By Fred W. Baker III
American Forces Press Service
Aug. 2, 2007 - Three Iraqi snipers were convicted and sentenced to death last week after confessing to the deaths of at least two coalition soldiers and the shootings of nine others, a senior law official in the region said today. Army Col. Mark S. Martins, staff judge advocate with Multinational Force Iraq, said the conviction is part of "small, measured steps" that the Iraqi government is making to establish confidence in Iraqi law. Martins spoke from Iraq via a phone conference with online reporters and "bloggers."
Convicted in Iraq's central criminal court July 22 were Jasim Husayn Nabeer and Muhammed Sabeh Latif. Mustafa Hussayn was convicted July 25. The three were self-proclaimed members of Jaysh al-Islami, or the Army of Islam, and confessed to acting as a sniper cell for the group. Nabeer confessed to eight sniper shootings recorded on a recovered terrorist propaganda video.
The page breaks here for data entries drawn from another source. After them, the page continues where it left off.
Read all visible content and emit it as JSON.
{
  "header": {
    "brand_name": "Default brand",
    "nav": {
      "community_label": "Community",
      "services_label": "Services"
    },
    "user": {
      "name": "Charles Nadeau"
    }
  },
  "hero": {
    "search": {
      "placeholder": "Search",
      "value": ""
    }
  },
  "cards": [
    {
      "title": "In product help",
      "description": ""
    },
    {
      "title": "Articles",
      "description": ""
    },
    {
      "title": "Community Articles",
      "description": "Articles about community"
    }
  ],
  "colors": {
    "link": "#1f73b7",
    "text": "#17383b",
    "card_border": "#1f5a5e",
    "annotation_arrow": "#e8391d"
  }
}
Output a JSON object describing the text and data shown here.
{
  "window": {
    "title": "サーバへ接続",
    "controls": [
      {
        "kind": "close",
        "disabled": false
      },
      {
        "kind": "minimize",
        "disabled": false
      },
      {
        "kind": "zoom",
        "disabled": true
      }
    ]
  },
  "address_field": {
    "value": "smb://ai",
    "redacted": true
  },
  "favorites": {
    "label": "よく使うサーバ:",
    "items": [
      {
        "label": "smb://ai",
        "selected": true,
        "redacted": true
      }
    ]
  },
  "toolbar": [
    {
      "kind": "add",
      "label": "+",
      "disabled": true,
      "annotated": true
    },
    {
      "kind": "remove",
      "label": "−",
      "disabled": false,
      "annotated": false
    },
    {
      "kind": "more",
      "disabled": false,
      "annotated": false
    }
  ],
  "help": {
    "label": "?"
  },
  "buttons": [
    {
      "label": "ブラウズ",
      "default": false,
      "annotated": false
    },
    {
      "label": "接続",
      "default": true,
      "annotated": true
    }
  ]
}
Nabeer and Latif were convicted of the shootings, and Hussayn was convicted of driving the sniper car. A panel of three investigative judges presided over the case, Martins said.
The three were arrested by 6th Iraqi Army Division troops in October after a two-month shooting spree primarily in the Baghdad neighborhoods of Ameriyah and Azamiah. They were captured while driving a van they had modified for sniper missions. Forces recovered two sniper rifles, a silencer, ammo, hand grenades and money.
The van had a hidden compartment to stash the weapons, as well as a porthole in the rear of the van that allowed the shooters to fire from a concealed position. A video camera and a mount were also recovered. The camera contained a recording of a recent sniper operation by the three, Martins said.
While the rule of law is not yet prevailing in Iraq, such trials are evidence that the government is making progress under the latest troop surge effort, Martins said.
"The trial that was concluded is an important component to the progress Iraq is making in restoring confidence in the rule of law. It's a small step. Small measured steps are being taken, holding individuals accountable in courts under the law, following the evidence where it leads," he said.
"As the surge of operations targets extremists and expands into former terrorist safe havens, Iraqi law enforcement and the central criminal court of Iraq are investigating and prosecuting accused terrorists and criminals," he added. "There are some dramatic developments happening in Iraq in the rule of law."